why should you
Why would Giants fans have his name at the top of their list of players to watch for the upcoming season?
“I’m going to make sure I take advantage of every opportunity I have in front of me,” Smith told The Post late in the off-season training regimen. “Now whether people remember my name or not, that’s not going to help us win games. I will try to take care of the opportunity that presents itself to me.”
The opportunity Smith faces is… somewhat nebulous. The small-school outside linebacker came onto the field so late last season, in his rookie year, that it was tempting to forget he was still there. He’s done so little in his scarce tenure that it was reasonable to assume his shelf life could run out once a brand new coaching regime invaded, with the front office making him a fourth-round pick in the 2021 draft by General Manager Joe was replaced by Schoen and other new hiring managers. Smith, tall and lean, was a holdover and pretty much everyone who stood up for him a year ago is no longer with the Giants.
The 23-year-old pass rusher has a second chance to make a first impression, this time with a new defensive coordinator, Wink Martindale, and a new position coach, Drew Wilkins, as well as a new head coach, Brian Daboll. He’s ready to go, believing he won’t remain anonymous forever.
“For me, it was just getting clarity on what their standards are and working from there,” Smith said.
That needs no clarification: If Martindale has any inkling that Smith can play a role in a much more aggressive defense, he’ll find a place for him. Azeez Ojulari, after leading the team in 2021 with eight sacks, returns for the No. 2 year. The Giants drafted Kayvon Thibodeaux No. 5 overall in the 2022 draft. If they are healthy, they will be the beginning outside linebackers. Smith is part of a young mix of players that includes Oshane Ximines and Quincy Roche waiting in the wings.
Smith did what he had to do in Northern Iowa — dominated at a lower level of competition with 22 sacks, 32.5 tackles for loss, 16 quarterback hits and six forced fumbles in 38 games. A serious hamstring strain knocked him out of his first NFL training camp, landing him on injured reserve and dropping him way behind. Smith didn’t make his Giants debut until Week 9, restricted to special teams. He eventually amassed 103 snaps on defense — 60 as a pass rusher — and had four rushes and two quarterback hits for six total presses. His first quarterback hit in a loss to the Eagles forced Jalen Hurts to a throwaway.
Smith was given a lot of work that spring and late in the schedule of organized team activities, working with the starters in place of the paused Thibodeaux, Smith put pressure on Tyrod Taylor to blow up a play.
Smith is increasingly looking for the role. He arrived a year ago and resembled a small forward more than an NFL linebacker, with around 245-250 pounds stretched across his lanky 6-foot-6 frame. A year into the NFL grind, he weighs up to 260 pounds, though he’s still fit.
“I’m just tall, stretch it out a little so you can’t really see it,” Smith said of his extra weight.
Martindale loves his linebackers, especially those with length. This should go well with what Smith is offering.

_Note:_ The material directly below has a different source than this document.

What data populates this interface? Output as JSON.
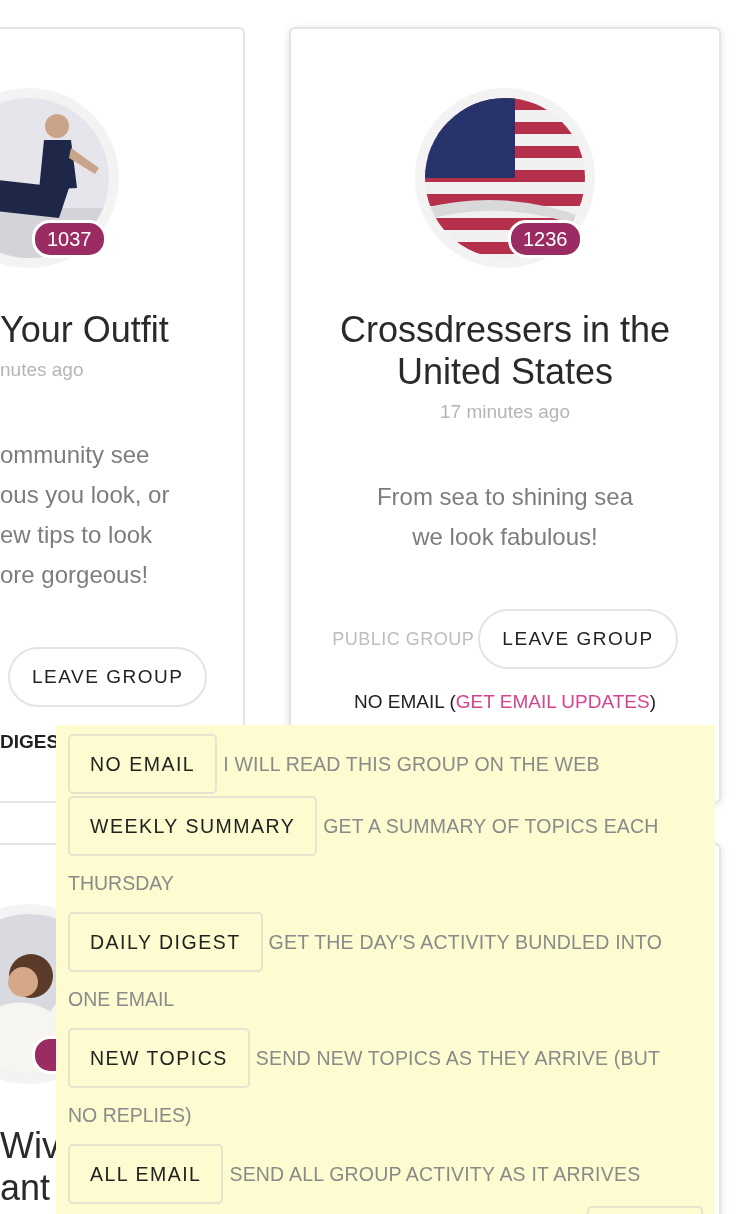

“I always say there’s a good place for a little person,” Martindale said. “It’s behind a big, long person in this league because you know it all helps. It helps you tackle in the open field and helps separate blocks and it helps get to the 50/50 ball. The length plays a big role in this.”
It didn’t take Smith long to recognize what he called “the various philosophical approaches” with this new line of defense. Former defensive coordinator Patrick Graham was more concerned with picking his spots. Martindale enforces the problem. As Smith sees what’s in store for him and the other full-backs in Martindale’s system, he sees plenty of opportunity.
“He does a good job of scheming aggressive rushes, and it impacts quarterbacks a lot, which is every outside linebacker’s dream,” Smith said. “I think I definitely have a place here, but that starts with understanding the process of work that it takes to be a good NFL player, and that’s my goal to come here, to contribute and win games. I certainly feel like I belong here.”